PILE UP: High reliefs. Situated works
Daniel Buren has pursued an uncompromising site-specific style since the 1960s, choosing to make work in situ and in response to a particular location. Largely considered France’s greatest living artist and one of the most significant contributors to the conceptual art movement. His major public art interventions can be seen worldwide at locations including The Palais-Royal in Paris; Odaïba Bay, Tokyo and the Ministry of Labour, Berlin.
Buren’s latest exhibition ‘PILE UP: High reliefs. Situated Works’ debuts a number of wall-based structures, all of which highlight the complex process behind the artist’s practice.
PILE UP: HIGH RELIEF NO B4, 2017
Playing with depth, surface and reflection, the works on display are an amalgamation of two forms: powder-coated, aluminium triangular prisms that project from the wall and mirror-finished panels which surround the three dimensional forms and follow the contours of the wall. The reliefs are carefully arranged in a number of configurations on the gallery’s walls – a space for which Buren has created work since the 1970s. Coloured in bright monochromes with the artist's signature black and white stripes on their sides, the individual prism shapes retain their essential qualities and inherent individuality despite the different arrangements, testament to Buren’s ability to portray the physical components of an artwork while pointing to the ideological context in which the work is made.

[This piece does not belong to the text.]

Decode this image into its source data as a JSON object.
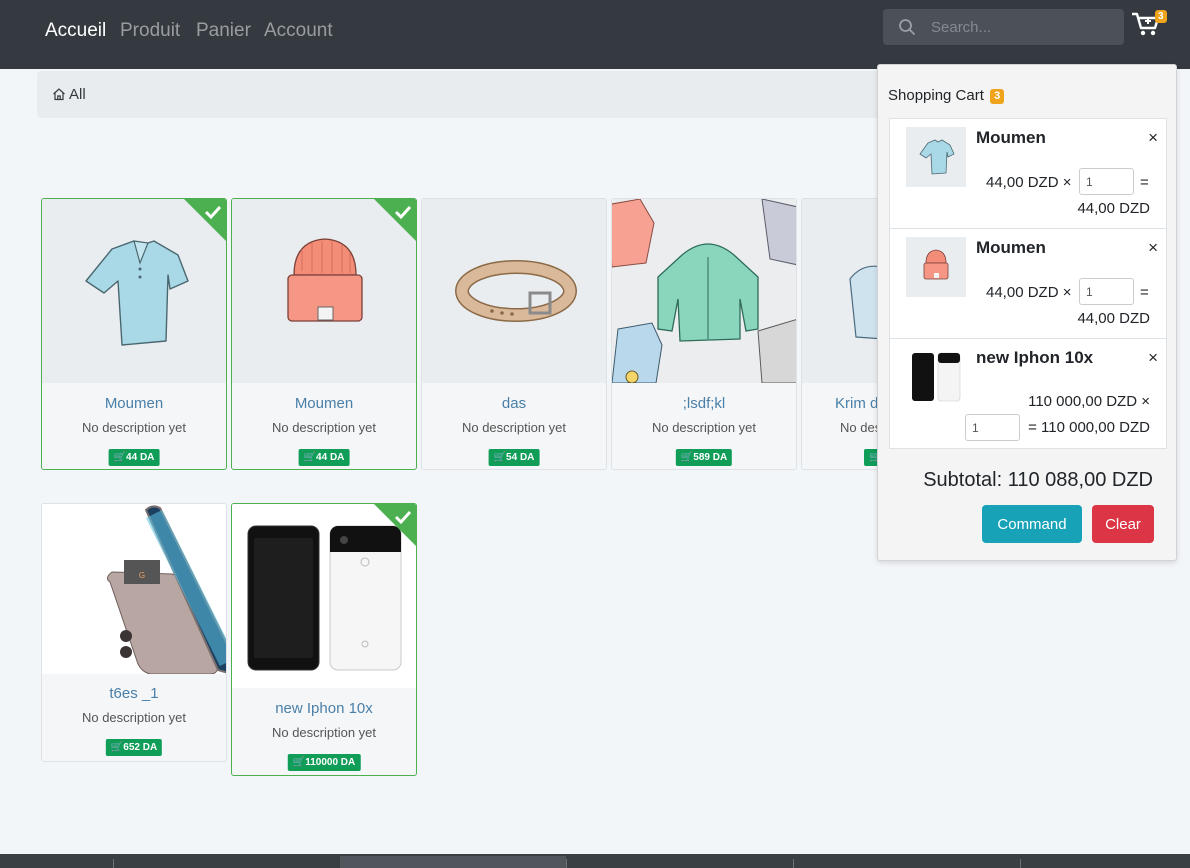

PILE UP: HIGH RELIEF NO B4 + B5, 2017
PILE UP: HIGH RELIEF NO B8, 2017
Buren is considered one of the world’s most influential and important figures in contemporary art, contributing to the development of conceptual art through his adoption in the 1960s of “degree zero of painting”, a response that abandoned all traditional forms of making and adopted the rigorous aesthetic of exclusively using vertical stripes. By reducing painting to its simplest elements – the canvas and its support – Buren was able to draw attention to the relationship between art and context. Questioning how we look, perceive and reveal the social characteristics and physical aspects of a space, Buren’s work always relates to the space around it, the pieces limited and defined by what encases and rules them. In an interview with Suzanne Pagé in 1986 when he represented France at the 42nd Venice Biennale, Buren states, the works “take into account the place in which they are presented as part and parcel of the visual result… They are explicitly dependent on the place for which they have been built or rebuilt. They change it to the same extent as they are changed by it. This is their very reason for being.”
"I want to offer them a beautiful bubble of oxygen for the spirit.”